As Queen of All Things Brené Brown said so eloquently in her FB Live this week (seriously, go watch it HERE), we need to own our own story in order to write our own ending. If we don’t, the story owns us. The ending gets written for us.
The shame is that too many people think that owning your story means making yourself feel like an asshole. Or that owning your story means aligning yourself with things you don’t believe in. And neither of those could be farther from the truth.
We’ve been talking a lot aboutrecoveryandeatingdisorderson WANT lately, so to go with an analogy: owning that you once had an eating disorder does not mean it defines who you are.

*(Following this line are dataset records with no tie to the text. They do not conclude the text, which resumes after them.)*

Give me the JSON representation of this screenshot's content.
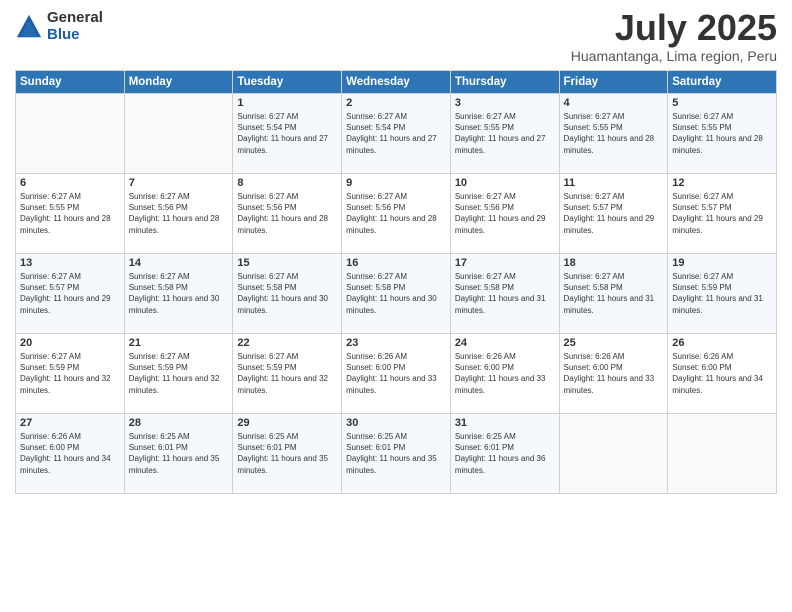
{
  "logo": {
    "general": "General",
    "blue": "Blue"
  },
  "header": {
    "title": "July 2025",
    "subtitle": "Huamantanga, Lima region, Peru"
  },
  "days_of_week": [
    "Sunday",
    "Monday",
    "Tuesday",
    "Wednesday",
    "Thursday",
    "Friday",
    "Saturday"
  ],
  "weeks": [
    [
      {
        "day": "",
        "info": ""
      },
      {
        "day": "",
        "info": ""
      },
      {
        "day": "1",
        "info": "Sunrise: 6:27 AM\nSunset: 5:54 PM\nDaylight: 11 hours and 27 minutes."
      },
      {
        "day": "2",
        "info": "Sunrise: 6:27 AM\nSunset: 5:54 PM\nDaylight: 11 hours and 27 minutes."
      },
      {
        "day": "3",
        "info": "Sunrise: 6:27 AM\nSunset: 5:55 PM\nDaylight: 11 hours and 27 minutes."
      },
      {
        "day": "4",
        "info": "Sunrise: 6:27 AM\nSunset: 5:55 PM\nDaylight: 11 hours and 28 minutes."
      },
      {
        "day": "5",
        "info": "Sunrise: 6:27 AM\nSunset: 5:55 PM\nDaylight: 11 hours and 28 minutes."
      }
    ],
    [
      {
        "day": "6",
        "info": "Sunrise: 6:27 AM\nSunset: 5:55 PM\nDaylight: 11 hours and 28 minutes."
      },
      {
        "day": "7",
        "info": "Sunrise: 6:27 AM\nSunset: 5:56 PM\nDaylight: 11 hours and 28 minutes."
      },
      {
        "day": "8",
        "info": "Sunrise: 6:27 AM\nSunset: 5:56 PM\nDaylight: 11 hours and 28 minutes."
      },
      {
        "day": "9",
        "info": "Sunrise: 6:27 AM\nSunset: 5:56 PM\nDaylight: 11 hours and 28 minutes."
      },
      {
        "day": "10",
        "info": "Sunrise: 6:27 AM\nSunset: 5:56 PM\nDaylight: 11 hours and 29 minutes."
      },
      {
        "day": "11",
        "info": "Sunrise: 6:27 AM\nSunset: 5:57 PM\nDaylight: 11 hours and 29 minutes."
      },
      {
        "day": "12",
        "info": "Sunrise: 6:27 AM\nSunset: 5:57 PM\nDaylight: 11 hours and 29 minutes."
      }
    ],
    [
      {
        "day": "13",
        "info": "Sunrise: 6:27 AM\nSunset: 5:57 PM\nDaylight: 11 hours and 29 minutes."
      },
      {
        "day": "14",
        "info": "Sunrise: 6:27 AM\nSunset: 5:58 PM\nDaylight: 11 hours and 30 minutes."
      },
      {
        "day": "15",
        "info": "Sunrise: 6:27 AM\nSunset: 5:58 PM\nDaylight: 11 hours and 30 minutes."
      },
      {
        "day": "16",
        "info": "Sunrise: 6:27 AM\nSunset: 5:58 PM\nDaylight: 11 hours and 30 minutes."
      },
      {
        "day": "17",
        "info": "Sunrise: 6:27 AM\nSunset: 5:58 PM\nDaylight: 11 hours and 31 minutes."
      },
      {
        "day": "18",
        "info": "Sunrise: 6:27 AM\nSunset: 5:58 PM\nDaylight: 11 hours and 31 minutes."
      },
      {
        "day": "19",
        "info": "Sunrise: 6:27 AM\nSunset: 5:59 PM\nDaylight: 11 hours and 31 minutes."
      }
    ],
    [
      {
        "day": "20",
        "info": "Sunrise: 6:27 AM\nSunset: 5:59 PM\nDaylight: 11 hours and 32 minutes."
      },
      {
        "day": "21",
        "info": "Sunrise: 6:27 AM\nSunset: 5:59 PM\nDaylight: 11 hours and 32 minutes."
      },
      {
        "day": "22",
        "info": "Sunrise: 6:27 AM\nSunset: 5:59 PM\nDaylight: 11 hours and 32 minutes."
      },
      {
        "day": "23",
        "info": "Sunrise: 6:26 AM\nSunset: 6:00 PM\nDaylight: 11 hours and 33 minutes."
      },
      {
        "day": "24",
        "info": "Sunrise: 6:26 AM\nSunset: 6:00 PM\nDaylight: 11 hours and 33 minutes."
      },
      {
        "day": "25",
        "info": "Sunrise: 6:26 AM\nSunset: 6:00 PM\nDaylight: 11 hours and 33 minutes."
      },
      {
        "day": "26",
        "info": "Sunrise: 6:26 AM\nSunset: 6:00 PM\nDaylight: 11 hours and 34 minutes."
      }
    ],
    [
      {
        "day": "27",
        "info": "Sunrise: 6:26 AM\nSunset: 6:00 PM\nDaylight: 11 hours and 34 minutes."
      },
      {
        "day": "28",
        "info": "Sunrise: 6:25 AM\nSunset: 6:01 PM\nDaylight: 11 hours and 35 minutes."
      },
      {
        "day": "29",
        "info": "Sunrise: 6:25 AM\nSunset: 6:01 PM\nDaylight: 11 hours and 35 minutes."
      },
      {
        "day": "30",
        "info": "Sunrise: 6:25 AM\nSunset: 6:01 PM\nDaylight: 11 hours and 35 minutes."
      },
      {
        "day": "31",
        "info": "Sunrise: 6:25 AM\nSunset: 6:01 PM\nDaylight: 11 hours and 36 minutes."
      },
      {
        "day": "",
        "info": ""
      },
      {
        "day": "",
        "info": ""
      }
    ]
  ]
}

Owning the fact that an eating disorder was a part of your story does not mean it is anywhere near your entire narrative.

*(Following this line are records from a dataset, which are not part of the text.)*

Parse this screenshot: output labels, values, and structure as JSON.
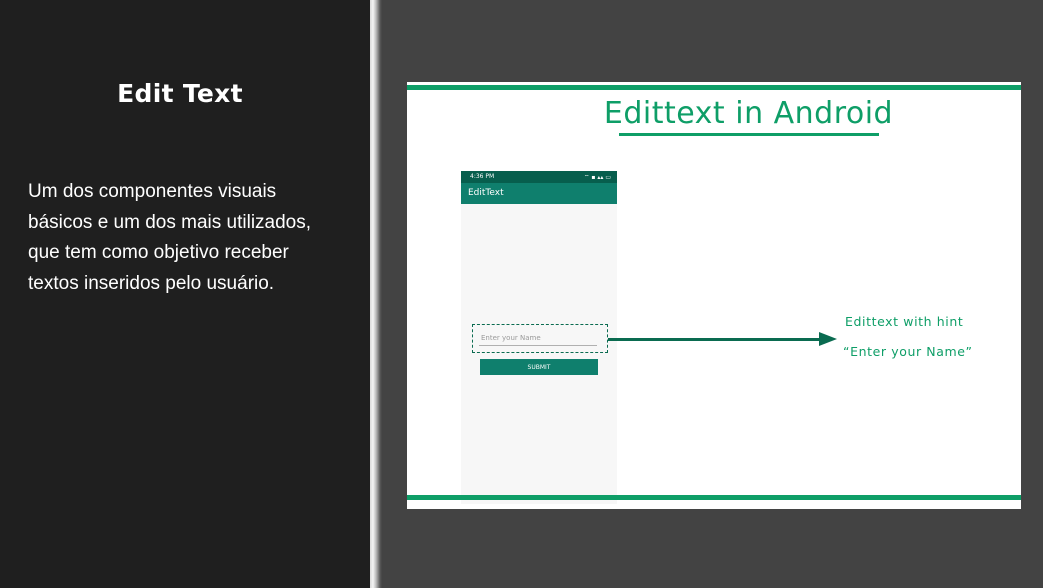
{
  "left_panel": {
    "title": "Edit Text",
    "body_lines": [
      "Um dos componentes visuais",
      "básicos e um dos mais utilizados,",
      "que tem como objetivo receber",
      "textos inseridos pelo usuário."
    ]
  },
  "slide": {
    "title": "Edittext in Android",
    "phone": {
      "status_time": "4:36 PM",
      "status_icons": "⌔ ▪ ▴▴ ▭",
      "app_title": "EditText",
      "edit_hint": "Enter your Name",
      "submit_label": "SUBMIT"
    },
    "callout": {
      "line1": "Edittext with hint",
      "line2": "“Enter your Name”"
    }
  },
  "colors": {
    "accent_green": "#0e9e67",
    "app_teal": "#0f7f6d",
    "panel_dark": "#1f1f1f",
    "background_gray": "#434343"
  }
}
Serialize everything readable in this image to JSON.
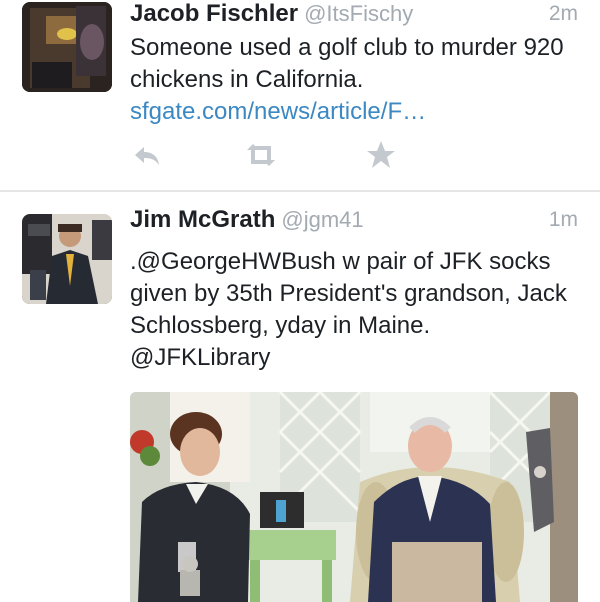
{
  "tweets": [
    {
      "name": "Jacob Fischler",
      "handle": "@ItsFischy",
      "time": "2m",
      "text": "Someone used a golf club to murder 920 chickens in California.",
      "link": "sfgate.com/news/article/F…",
      "avatar_icon": "avatar-photo",
      "actions": [
        "reply-icon",
        "retweet-icon",
        "favorite-icon"
      ]
    },
    {
      "name": "Jim McGrath",
      "handle": "@jgm41",
      "time": "1m",
      "text": ".@GeorgeHWBush w pair of JFK socks given by 35th President's grandson, Jack Schlossberg, yday in Maine. @JFKLibrary",
      "avatar_icon": "avatar-photo",
      "media": "photo"
    }
  ],
  "colors": {
    "link": "#3b88c3",
    "muted": "#a3aab1",
    "icon": "#c3c9ce",
    "divider": "#e6e6e6"
  }
}
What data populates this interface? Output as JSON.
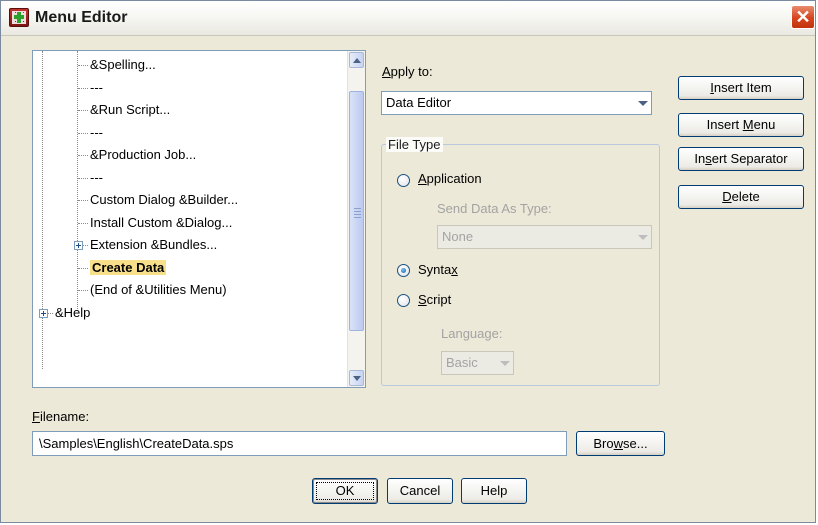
{
  "window": {
    "title": "Menu Editor",
    "close_glyph": "✕",
    "icon": "app-menu-editor-icon"
  },
  "menu": {
    "label_pre": "M",
    "label_u": "e",
    "label_post": "nu",
    "items": [
      {
        "text": "&Spelling...",
        "level": 2
      },
      {
        "text": "---",
        "level": 2
      },
      {
        "text": "&Run Script...",
        "level": 2
      },
      {
        "text": "---",
        "level": 2
      },
      {
        "text": "&Production Job...",
        "level": 2
      },
      {
        "text": "---",
        "level": 2
      },
      {
        "text": "Custom Dialog &Builder...",
        "level": 2
      },
      {
        "text": "Install Custom &Dialog...",
        "level": 2
      },
      {
        "text": "Extension &Bundles...",
        "level": 2,
        "expandable": true
      },
      {
        "text": "Create Data",
        "level": 2,
        "selected": true
      },
      {
        "text": "(End of &Utilities Menu)",
        "level": 2
      },
      {
        "text": "&Help",
        "level": 1,
        "expandable": true
      }
    ]
  },
  "apply_to": {
    "label_pre": "",
    "label_u": "A",
    "label_post": "pply to:",
    "value": "Data Editor"
  },
  "file_type": {
    "legend": "File Type",
    "application": {
      "pre": "",
      "u": "A",
      "post": "pplication",
      "checked": false
    },
    "send_data_label": "Send Data As Type:",
    "send_data_value": "None",
    "syntax": {
      "pre": "Synta",
      "u": "x",
      "post": "",
      "checked": true
    },
    "script": {
      "pre": "",
      "u": "S",
      "post": "cript",
      "checked": false
    },
    "language_label": "Language:",
    "language_value": "Basic"
  },
  "buttons": {
    "insert_item": {
      "pre": "",
      "u": "I",
      "post": "nsert Item"
    },
    "insert_menu": {
      "pre": "Insert ",
      "u": "M",
      "post": "enu"
    },
    "insert_separator": {
      "pre": "In",
      "u": "s",
      "post": "ert Separator"
    },
    "delete": {
      "pre": "",
      "u": "D",
      "post": "elete"
    },
    "browse": {
      "pre": "Bro",
      "u": "w",
      "post": "se..."
    },
    "ok": "OK",
    "cancel": "Cancel",
    "help": "Help"
  },
  "filename": {
    "label_pre": "",
    "label_u": "F",
    "label_post": "ilename:",
    "value": "\\Samples\\English\\CreateData.sps"
  },
  "colors": {
    "selection": "#f8df8a",
    "border_blue": "#7f9db9",
    "close_red": "#d6451e"
  }
}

Owning that our country was built on white supremacy, that anti-semitism and racism and homophobia are woven deep in our fabric, does 👏not 👏mean 👏 that WE ourselves are any of those things. But to stay silent – to not even let your curiosity question GOOD vs NOT out loud – is to stay in denial of a NOT that has gone on for far too long.
Speak up. It matters. Oh my god does it matter. I’m not saying you have to be posting all the time on social media. But words have immense power. We learn from each other. Just like bonding over negativity, if we make silence our MO, others will follow suit. However, if we start thoughtful conversations or make at the very least offhand comments boosting the GOOD and admonishing the NOT, others will start to follow. Your words let others know where you stand and how you think we should write the rest of our story.
And if you are struggling right now at speaking your mind – if you are feeling like you’re maybe at risk of losing your community or someone you love because they’re afraid of what owning their story might mean and will disown you if you’re the one who brings it into the light, because I do recognize that that is a VERY REAL THING for some people – I urge you to at the very least weave curiosity into your conversations.
It can go something like this: “It’s funny: we were raised to believe that XYZ” or “We learned 123 in our textbooks or in Bible study”…”But my current, more enlightened self WONDERS: _______?”
Create your own script. Wonder deeply and with intention. But do it out loud.
Wondering out loud opens doors that blame or shame cannot, and can lead to taking ownership of your past and therefore creating a new future.